Plants Go to War: A Botanical History of World War II

Join us at the Hunnewell Building at the Arnold Arboretum for a talk by Judith Sumner, PhD,  botanist, and author of Plants Go to War - the first botanical history of World War II. As the first botanical history of World War II, Plants Go to War examines military history from the perspective of plant science. From victory gardens to drugs, timber, rubber, and fibers, plants supplied materials with key roles in victory. Author and botanist Judith Sumner will speak of the many plants that were incorporated into wartime safety materials, diet and rations, and even bombers. Free, but registration requested
Register at my.arboretum.harvard.edu or call 617-384-5277.

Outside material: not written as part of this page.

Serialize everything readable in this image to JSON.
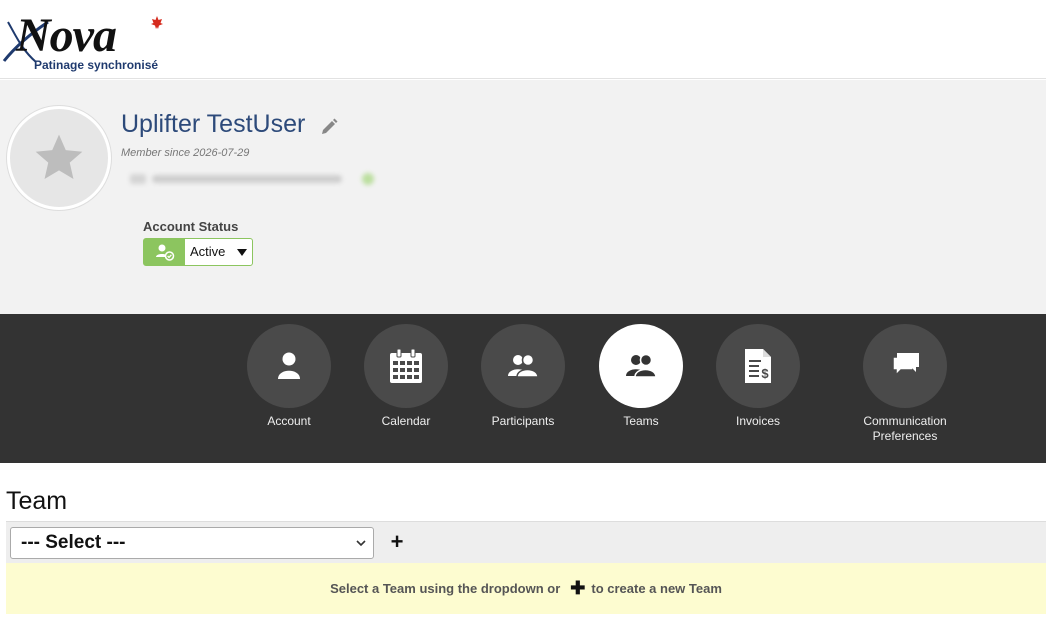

Sprout Lands: Tending the Endless Gift of Trees

William Bryant Logan, Certified Arborist, Founder and President of Urban Arborists, Inc., and Author

Thursday, June 27, 6:30–7:45pm
Arnold Arboretum, Hunnewell Building

When his company was asked to pollard trees in front of the Metropolitan Museum of Art in New York City, William Bryant Logan was stymied. This prompted him to research and learn this ancient way of pruning that prompts thick nests of sprouts to form on major branches. The irony here is that pollarding (and the similar practice of coppicing) had been the preeminent way in which humans had tended trees–from the last ice age to the Industrial Revolution. What would have seemed the most mundane of tasks to a villager in the Middle Ages had slipped from use, and even memory, in the twenty first century. Hear Logan speak of the many ways in which these lost ancient arts (including pruning, hazel creating living hedges, growing oak for ships) created and supported human cultures all over the world and how we once lived closely as partners with trees, as we can only hope to do again.

Walking Tour of Jamaica Pond

Walk around the Jamaica Pond with the JP Historical Society. Once a district that only included the houses of Boston’s elite, the Pond later was put to industrial use as tons of ice were harvested there each winter. Learn about the movers and shakers such as Francis Parkman and James Michael Curley who made their homes on the Pond’s shores. Discover how the Pond was transformed from private estates and warehouses into the parkland we know today. Tour lasts 90 minutes and will be canceled in case of heavy rain.

Walking Tour of Woodbourne

Come explore a fascinating area with the Jamaica Plain Historical Society. This neighborhood developed from 19th-century summer estates into a model suburban enclave. It contains examples representative of New England architecture with designs by local architects and builders. It also contains an unusual garden city model housing development by the Boston Dwelling House Company which was founded in 1912. Tours last between 60 and 90 minutes and are canceled in case of heavy rain.

Walking Tour of Green Street

Join the Jamaica Plain Historical Society to walk down Green Street. Laid out in 1836, the street played a key role in Jamaica Plain’s development, functioning as a residential, commercial, and transportation conduit in the lives of the district’s residents. Although Green Street was subdivided as early as 1851 for stores, factories and houses, it was not extensively developed until the late 1870s with construction continuing until the early 1900s. The Bowditch School was completed in 1892, and early in the 20th century the United States Post Office moved from its location on Call Street at Woolsey Square to its new location at the corner of Green and Cheshire Streets. JPSH tours last between 60 and 90 minutes and are canceled in case of heavy rain.